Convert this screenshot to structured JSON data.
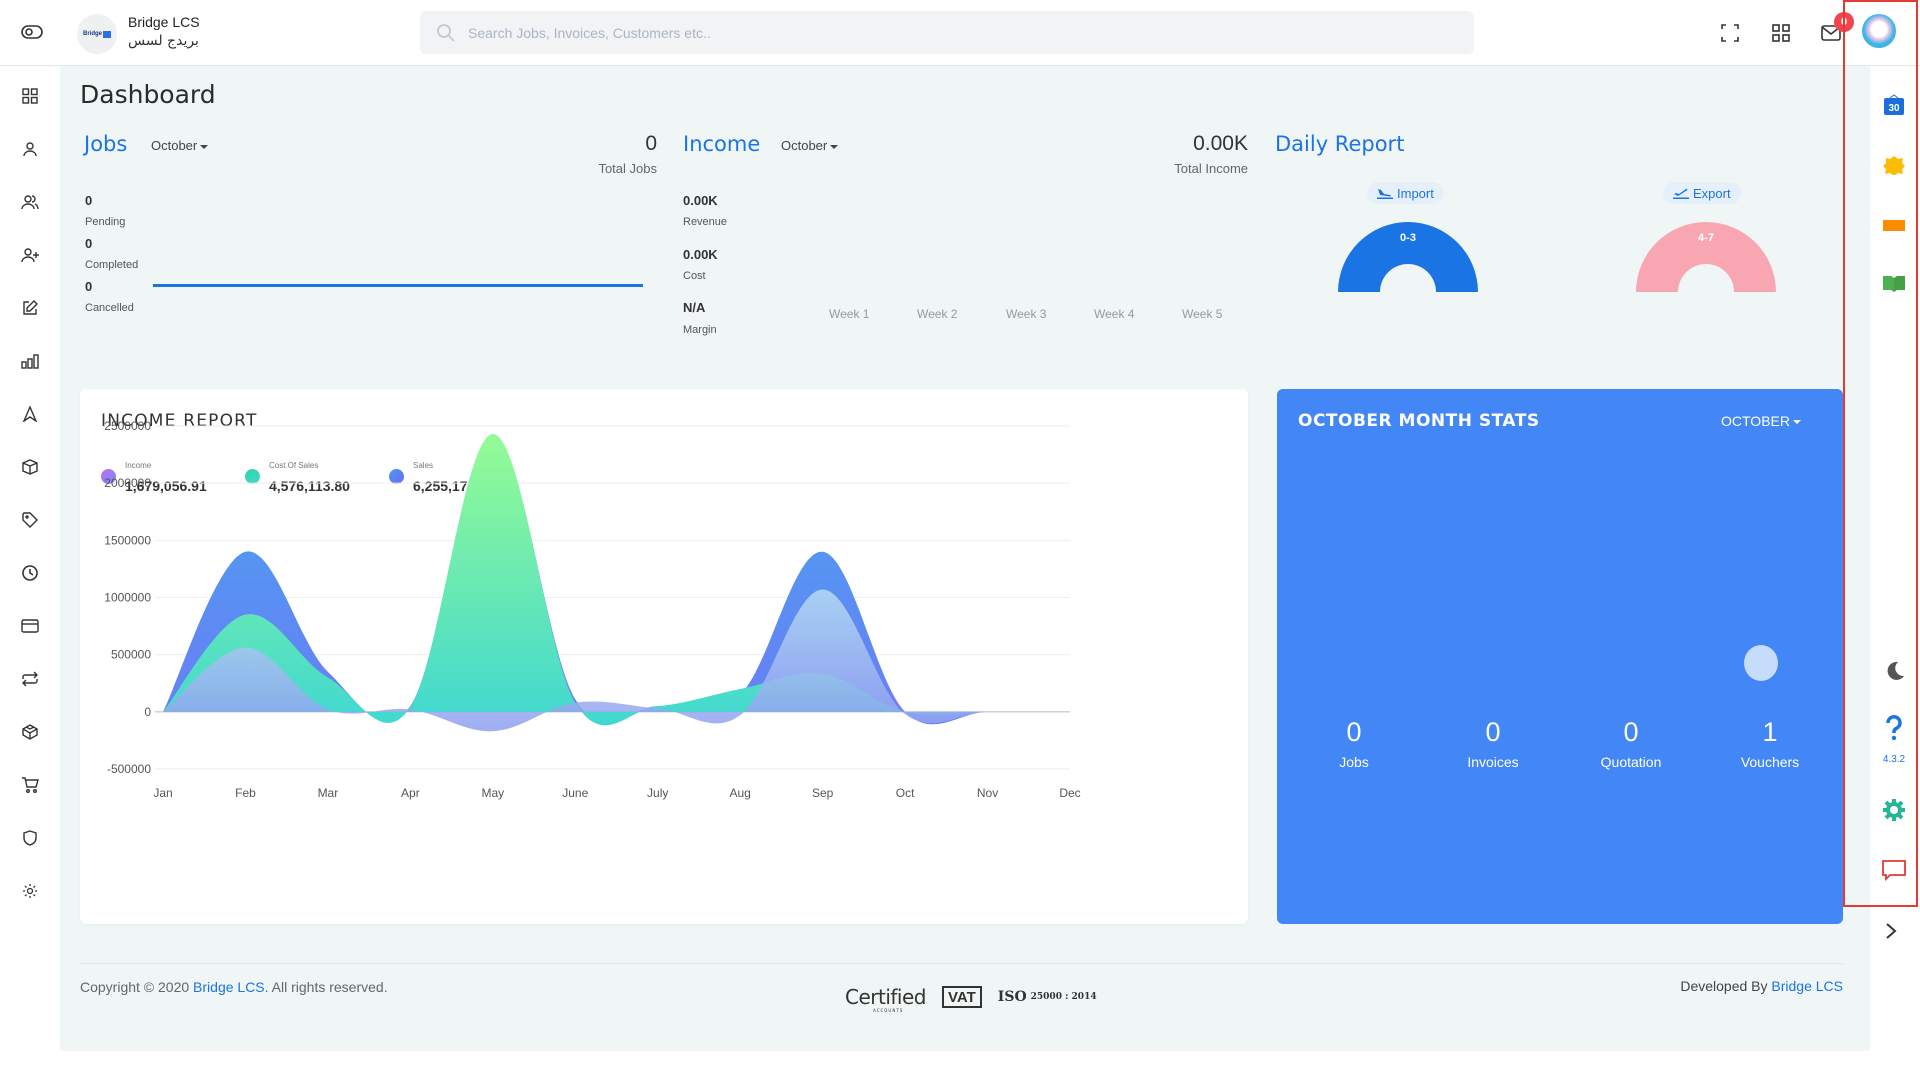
{
  "header": {
    "brand_name": "Bridge LCS",
    "brand_name_ar": "بريدج لسس",
    "logo_text": "Bridge",
    "search_placeholder": "Search Jobs, Invoices, Customers etc..",
    "notification_count": "0"
  },
  "left_sidebar": {
    "items": [
      {
        "icon": "dashboard-grid-icon"
      },
      {
        "icon": "user-icon"
      },
      {
        "icon": "users-icon"
      },
      {
        "icon": "user-add-icon"
      },
      {
        "icon": "edit-icon"
      },
      {
        "icon": "bar-chart-icon"
      },
      {
        "icon": "navigation-icon"
      },
      {
        "icon": "box-icon"
      },
      {
        "icon": "tag-icon"
      },
      {
        "icon": "clock-icon"
      },
      {
        "icon": "credit-card-icon"
      },
      {
        "icon": "repeat-icon"
      },
      {
        "icon": "codesandbox-icon"
      },
      {
        "icon": "cart-icon"
      },
      {
        "icon": "shield-icon"
      },
      {
        "icon": "settings-icon"
      }
    ]
  },
  "right_sidebar": {
    "items": [
      {
        "icon": "calendar-icon",
        "label": "30"
      },
      {
        "icon": "sticky-note-icon"
      },
      {
        "icon": "folder-icon"
      },
      {
        "icon": "book-icon"
      },
      {
        "icon": "dark-mode-moon-icon"
      },
      {
        "icon": "help-icon"
      },
      {
        "icon": "settings-gear-icon"
      },
      {
        "icon": "chat-icon"
      }
    ],
    "version": "4.3.2",
    "expand_icon": "chevron-right-icon"
  },
  "dashboard": {
    "title": "Dashboard",
    "jobs": {
      "title": "Jobs",
      "month": "October",
      "total": "0",
      "total_label": "Total Jobs",
      "stats": [
        {
          "value": "0",
          "label": "Pending"
        },
        {
          "value": "0",
          "label": "Completed"
        },
        {
          "value": "0",
          "label": "Cancelled"
        }
      ]
    },
    "income": {
      "title": "Income",
      "month": "October",
      "total": "0.00K",
      "total_label": "Total Income",
      "stats": [
        {
          "value": "0.00K",
          "label": "Revenue"
        },
        {
          "value": "0.00K",
          "label": "Cost"
        },
        {
          "value": "N/A",
          "label": "Margin"
        }
      ],
      "weeks": [
        "Week 1",
        "Week 2",
        "Week 3",
        "Week 4",
        "Week 5"
      ]
    },
    "daily_report": {
      "title": "Daily Report",
      "import": {
        "label": "Import",
        "range": "0-3",
        "color": "#1b74e4"
      },
      "export": {
        "label": "Export",
        "range": "4-7",
        "color": "#f8a5b0"
      }
    }
  },
  "income_report": {
    "title": "INCOME REPORT",
    "legend": [
      {
        "label": "Income",
        "value": "1,679,056.91"
      },
      {
        "label": "Cost Of Sales",
        "value": "4,576,113.80"
      },
      {
        "label": "Sales",
        "value": "6,255,170.71"
      }
    ]
  },
  "chart_data": {
    "type": "area",
    "title": "INCOME REPORT",
    "categories": [
      "Jan",
      "Feb",
      "Mar",
      "Apr",
      "May",
      "June",
      "July",
      "Aug",
      "Sep",
      "Oct",
      "Nov",
      "Dec"
    ],
    "yticks": [
      "2500000",
      "2000000",
      "1500000",
      "1000000",
      "500000",
      "0",
      "-500000"
    ],
    "ylim": [
      -500000,
      2500000
    ],
    "grid": true,
    "series": [
      {
        "name": "Sales",
        "color": "#4a90e8",
        "values": [
          0,
          1400000,
          350000,
          50000,
          2400000,
          110000,
          50000,
          150000,
          1400000,
          0,
          0,
          0
        ]
      },
      {
        "name": "Cost Of Sales",
        "color": "#3fd9b5",
        "values": [
          0,
          850000,
          300000,
          40000,
          2430000,
          80000,
          50000,
          200000,
          330000,
          0,
          0,
          0
        ]
      },
      {
        "name": "Income",
        "color": "#9aa8f0",
        "values": [
          0,
          560000,
          20000,
          20000,
          -170000,
          80000,
          30000,
          -30000,
          1070000,
          -20000,
          0,
          0
        ]
      }
    ]
  },
  "month_stats": {
    "title": "OCTOBER MONTH STATS",
    "month": "OCTOBER",
    "items": [
      {
        "value": "0",
        "label": "Jobs"
      },
      {
        "value": "0",
        "label": "Invoices"
      },
      {
        "value": "0",
        "label": "Quotation"
      },
      {
        "value": "1",
        "label": "Vouchers"
      }
    ]
  },
  "footer": {
    "copyright_prefix": "Copyright © 2020 ",
    "company": "Bridge LCS",
    "copyright_suffix": ". All rights reserved.",
    "developed_by": "Developed By ",
    "certs": {
      "certified": "Certified",
      "certified_sub": "ACCOUNTS",
      "vat": "VAT",
      "iso": "ISO",
      "iso_std": "25000 : 2014"
    }
  }
}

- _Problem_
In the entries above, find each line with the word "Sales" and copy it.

- _Exercise result_
        "label": "Cost Of Sales",
        "label": "Sales",
        "name": "Sales",
        "name": "Cost Of Sales",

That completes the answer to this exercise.